Whenever a death occurred, that person or animal was simply gone. There is no mention of a life after death or any such sort of continuation. They simply disappear. The first death that Buck witnessed was Curly the dog. She simply disappeared in the frenzy of mad dogs, just like a couple of Buck’s masters disappeared under the ice into a frozen river. But life moved on without a skip of a beat. When buck conquered his foe Spitz, the rest of the dogs treated Buck as their new master like nothing had even happened.

How and why is it possible to know anything at all?

Knowledge, in The Call of the Wild, seems to come from instinct and from experiences. Buck learns the ways of the wild quickly because it seems to be written in his DNA. But he also learns the rules by observing. His first lesson came when Curly was killed. Her end came when she was knocked off her feet, so lesson number one: do not get knocked off your feet. So wisdom can only be found through observation, experience, and instinct.

Is there right and wrong and how do we know right from wrong?

The wild does not have much of a moral code. It goes by the law of the survival of the fittest and “every man for himself.” Only the strongest creatures and those who are able to adapt can survive. So “doing the right” thing did not have much place in the wild. At times throughout the novel, it seemed that the outside force of nature would inflict punishment on those who did wrong, like when Buck’s cruel and ignorant masters fell through the partly frozen river. Yet other times nature contradicted itself by allowing John Thornton, Buck’s kind and adored master, to be killed. So really, the universe does not follow any moral code: only survival.

What is the meaning of human history, if any at all?

Not much is said of human history in this novel. The most notable factor of it applies to all creatures: the survival of the fittest. This rule has been evident in all of history, according to Jack London, and is still seen throughout Buck’s adventures. Buck observes this through his experiences and learns that the only way to survive is by adapting.

What personal, life orientating core commitments are consistent with this worldview?

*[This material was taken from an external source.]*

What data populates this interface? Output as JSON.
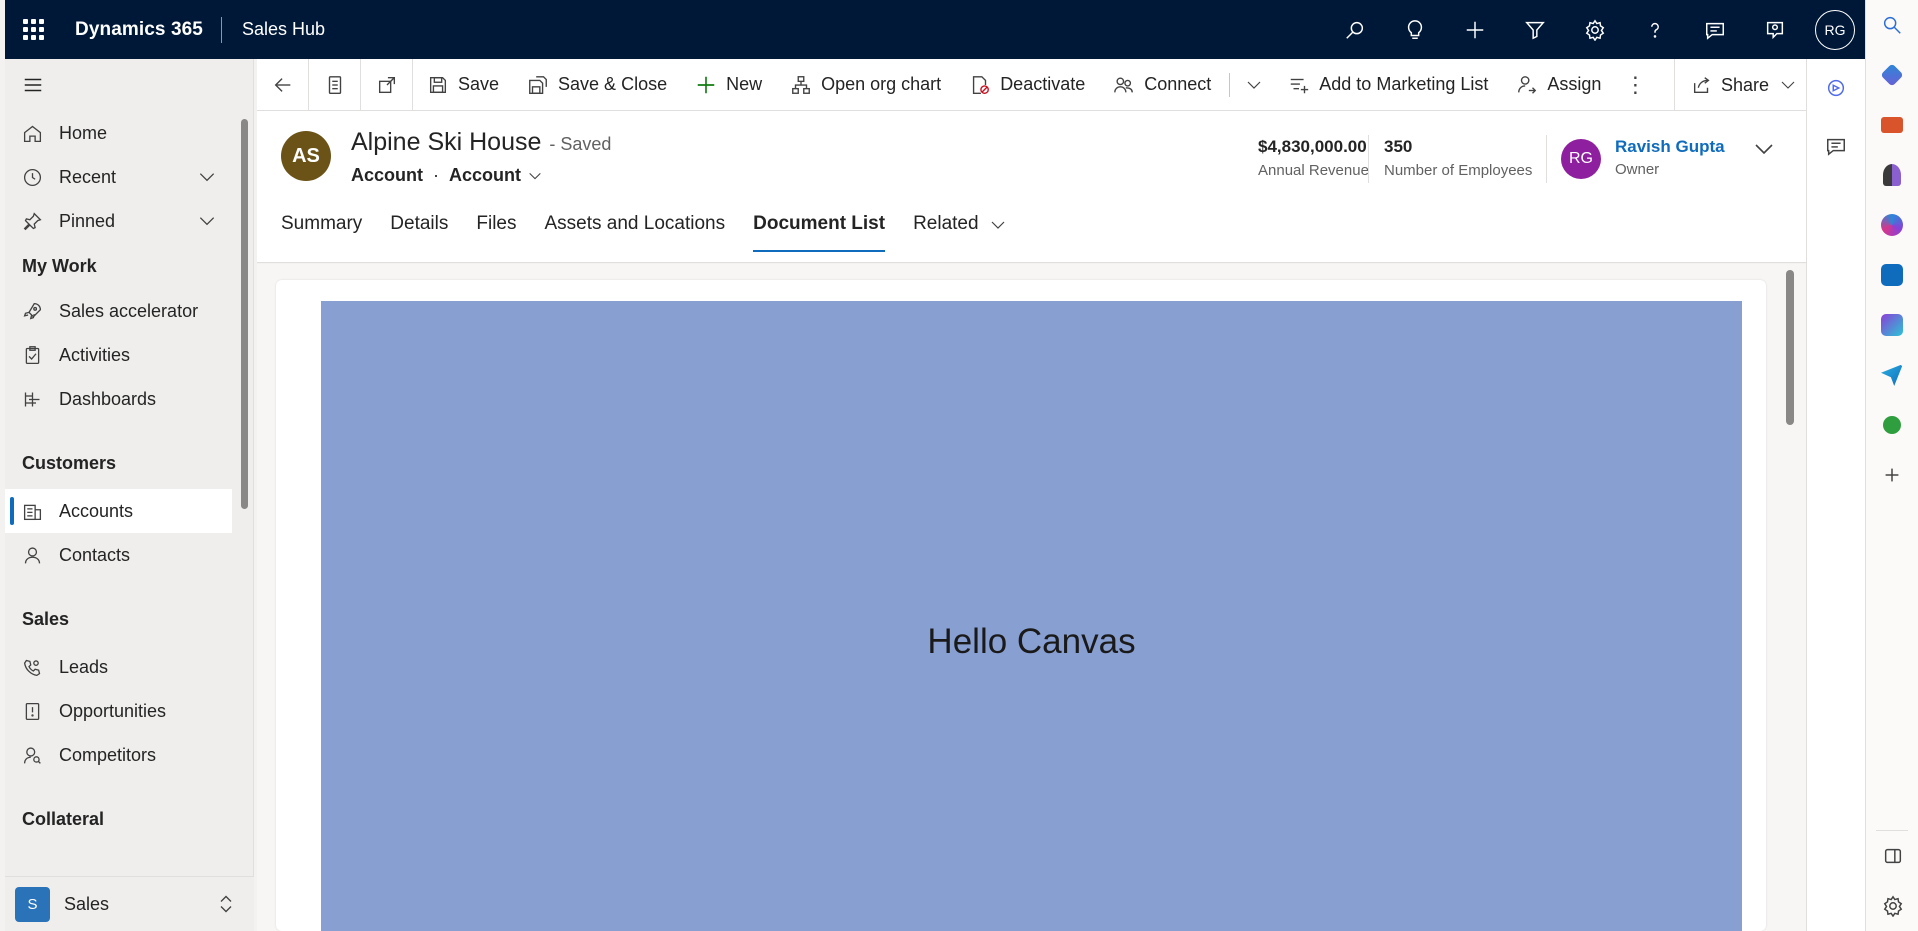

In The Call of the Wild, each person or creature clearly has one goal: survival. Each wants to make it to the top of the food chain. They must become the strongest and most adaptable to be on top. Even better, becoming close to the wild primitive state that all of nature was once in was the way to thrive the most. In the book, those most “civilized” were depicted as the weakest.

In conclusion, The Call of the Wild seems to align closest with Evolution. The idea of the survival of the fittest affirms this. This worldview varies widely with a Christian worldview. While Christianity believes in a strict moral code given by God, the worldview in Jack London’s novel follows no such code of any kind and no higher power. It could be argued that these two worldviews are strictly opposites.